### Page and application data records
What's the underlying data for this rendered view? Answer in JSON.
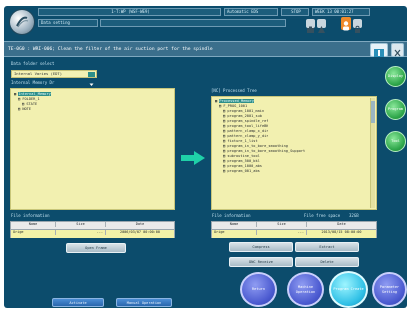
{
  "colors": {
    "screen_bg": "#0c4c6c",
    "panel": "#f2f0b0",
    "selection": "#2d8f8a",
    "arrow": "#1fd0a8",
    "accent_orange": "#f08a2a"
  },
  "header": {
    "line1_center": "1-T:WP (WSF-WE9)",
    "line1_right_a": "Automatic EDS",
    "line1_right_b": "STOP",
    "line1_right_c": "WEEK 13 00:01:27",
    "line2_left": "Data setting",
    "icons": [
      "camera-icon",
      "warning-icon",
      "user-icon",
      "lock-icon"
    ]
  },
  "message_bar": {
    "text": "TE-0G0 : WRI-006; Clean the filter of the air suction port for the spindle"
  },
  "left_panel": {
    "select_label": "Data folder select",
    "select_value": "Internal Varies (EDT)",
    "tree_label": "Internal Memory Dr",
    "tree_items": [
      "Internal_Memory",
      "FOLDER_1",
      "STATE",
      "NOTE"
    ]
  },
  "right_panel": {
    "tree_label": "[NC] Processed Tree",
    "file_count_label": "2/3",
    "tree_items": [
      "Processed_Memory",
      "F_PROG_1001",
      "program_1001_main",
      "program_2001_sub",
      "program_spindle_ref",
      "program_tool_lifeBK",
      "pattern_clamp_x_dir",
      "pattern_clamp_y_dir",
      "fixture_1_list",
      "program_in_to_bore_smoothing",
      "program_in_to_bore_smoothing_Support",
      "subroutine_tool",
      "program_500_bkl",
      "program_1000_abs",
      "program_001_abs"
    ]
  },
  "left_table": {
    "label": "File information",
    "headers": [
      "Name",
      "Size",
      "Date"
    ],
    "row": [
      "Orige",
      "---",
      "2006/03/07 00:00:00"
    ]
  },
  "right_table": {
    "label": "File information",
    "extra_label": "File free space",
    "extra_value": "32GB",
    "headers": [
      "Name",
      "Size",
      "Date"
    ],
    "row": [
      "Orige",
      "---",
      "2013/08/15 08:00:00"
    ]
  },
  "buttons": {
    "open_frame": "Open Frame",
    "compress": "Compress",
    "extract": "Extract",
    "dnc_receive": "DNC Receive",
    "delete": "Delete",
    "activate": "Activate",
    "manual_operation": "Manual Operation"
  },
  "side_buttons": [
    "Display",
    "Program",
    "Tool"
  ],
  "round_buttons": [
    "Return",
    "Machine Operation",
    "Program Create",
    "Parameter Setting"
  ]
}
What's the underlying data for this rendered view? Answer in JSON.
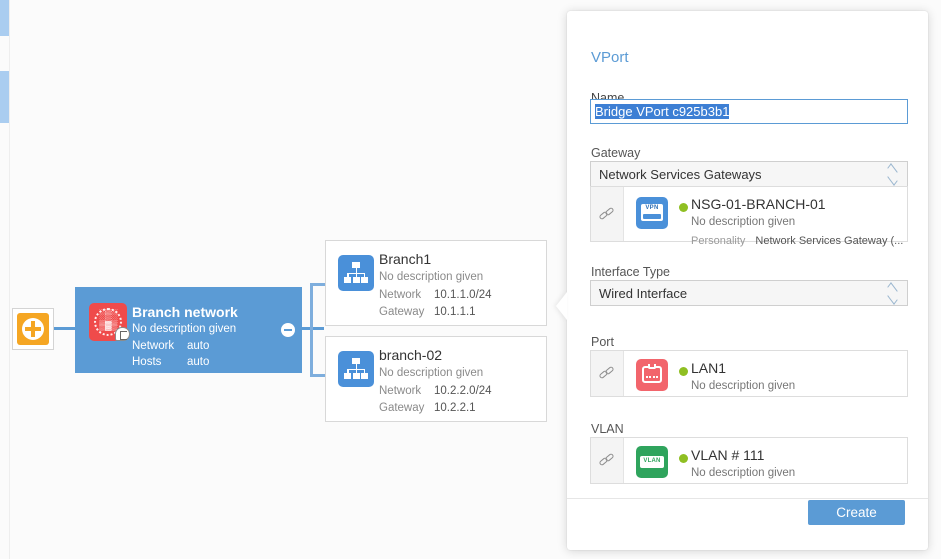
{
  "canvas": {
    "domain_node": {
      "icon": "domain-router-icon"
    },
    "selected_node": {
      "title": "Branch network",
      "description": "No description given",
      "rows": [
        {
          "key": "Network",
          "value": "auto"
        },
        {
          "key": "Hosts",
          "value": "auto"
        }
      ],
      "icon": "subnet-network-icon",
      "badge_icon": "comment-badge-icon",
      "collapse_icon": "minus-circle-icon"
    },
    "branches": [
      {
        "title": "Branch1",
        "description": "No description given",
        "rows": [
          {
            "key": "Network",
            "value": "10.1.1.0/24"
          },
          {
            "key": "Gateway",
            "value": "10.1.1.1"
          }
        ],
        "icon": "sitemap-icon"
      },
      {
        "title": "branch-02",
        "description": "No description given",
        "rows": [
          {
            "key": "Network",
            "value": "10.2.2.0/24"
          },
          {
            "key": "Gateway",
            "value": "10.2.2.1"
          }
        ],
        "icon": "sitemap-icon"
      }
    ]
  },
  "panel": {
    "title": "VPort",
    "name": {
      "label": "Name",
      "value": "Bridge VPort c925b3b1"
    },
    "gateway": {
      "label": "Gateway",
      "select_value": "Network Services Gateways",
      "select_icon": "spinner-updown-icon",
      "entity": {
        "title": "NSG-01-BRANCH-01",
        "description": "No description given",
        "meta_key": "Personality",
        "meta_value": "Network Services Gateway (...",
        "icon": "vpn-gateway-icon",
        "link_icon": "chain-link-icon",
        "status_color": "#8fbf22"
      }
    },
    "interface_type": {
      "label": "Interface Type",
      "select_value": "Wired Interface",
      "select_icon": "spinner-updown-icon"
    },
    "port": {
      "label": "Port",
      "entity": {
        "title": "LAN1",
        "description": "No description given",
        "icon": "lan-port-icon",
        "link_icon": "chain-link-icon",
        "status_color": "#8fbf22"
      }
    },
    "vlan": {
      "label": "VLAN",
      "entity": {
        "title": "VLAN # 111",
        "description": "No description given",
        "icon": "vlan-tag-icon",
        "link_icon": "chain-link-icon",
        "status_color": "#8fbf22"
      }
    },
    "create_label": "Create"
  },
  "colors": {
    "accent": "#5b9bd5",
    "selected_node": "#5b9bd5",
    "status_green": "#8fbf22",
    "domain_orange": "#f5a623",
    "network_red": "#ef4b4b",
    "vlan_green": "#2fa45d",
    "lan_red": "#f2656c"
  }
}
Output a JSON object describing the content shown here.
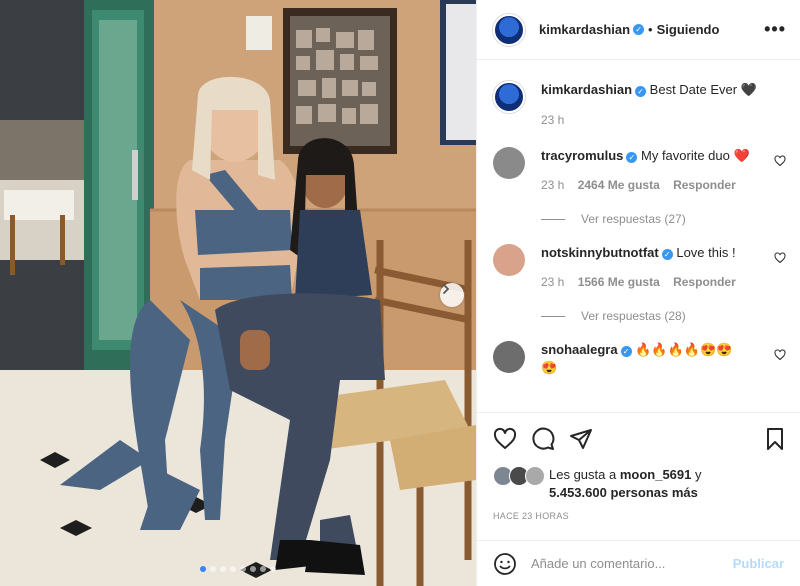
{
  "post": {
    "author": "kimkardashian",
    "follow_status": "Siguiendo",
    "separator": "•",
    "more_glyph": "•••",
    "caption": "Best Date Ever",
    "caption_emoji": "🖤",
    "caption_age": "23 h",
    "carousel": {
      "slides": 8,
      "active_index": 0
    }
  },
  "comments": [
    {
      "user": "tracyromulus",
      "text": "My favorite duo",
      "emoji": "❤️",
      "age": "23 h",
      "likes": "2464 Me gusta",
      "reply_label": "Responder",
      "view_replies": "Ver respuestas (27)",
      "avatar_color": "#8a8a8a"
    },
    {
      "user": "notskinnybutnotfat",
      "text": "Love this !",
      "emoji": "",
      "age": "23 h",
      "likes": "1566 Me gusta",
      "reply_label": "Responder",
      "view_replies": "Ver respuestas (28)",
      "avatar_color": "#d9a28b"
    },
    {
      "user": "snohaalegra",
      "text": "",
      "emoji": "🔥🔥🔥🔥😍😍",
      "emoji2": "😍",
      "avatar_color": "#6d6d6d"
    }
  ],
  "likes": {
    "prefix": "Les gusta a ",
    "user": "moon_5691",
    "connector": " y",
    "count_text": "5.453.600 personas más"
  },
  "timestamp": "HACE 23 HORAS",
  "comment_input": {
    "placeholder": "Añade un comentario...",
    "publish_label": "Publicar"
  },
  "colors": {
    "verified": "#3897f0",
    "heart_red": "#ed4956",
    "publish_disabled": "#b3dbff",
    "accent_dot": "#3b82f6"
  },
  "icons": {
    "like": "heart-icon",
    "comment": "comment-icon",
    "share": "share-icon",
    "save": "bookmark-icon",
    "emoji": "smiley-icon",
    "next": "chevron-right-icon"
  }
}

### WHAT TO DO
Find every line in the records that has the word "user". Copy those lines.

### RESPONSE AREA
      "user-icon",
      "user": "tracyromulus",
      "user": "notskinnybutnotfat",
      "user": "snohaalegra",
    "user": "moon_5691",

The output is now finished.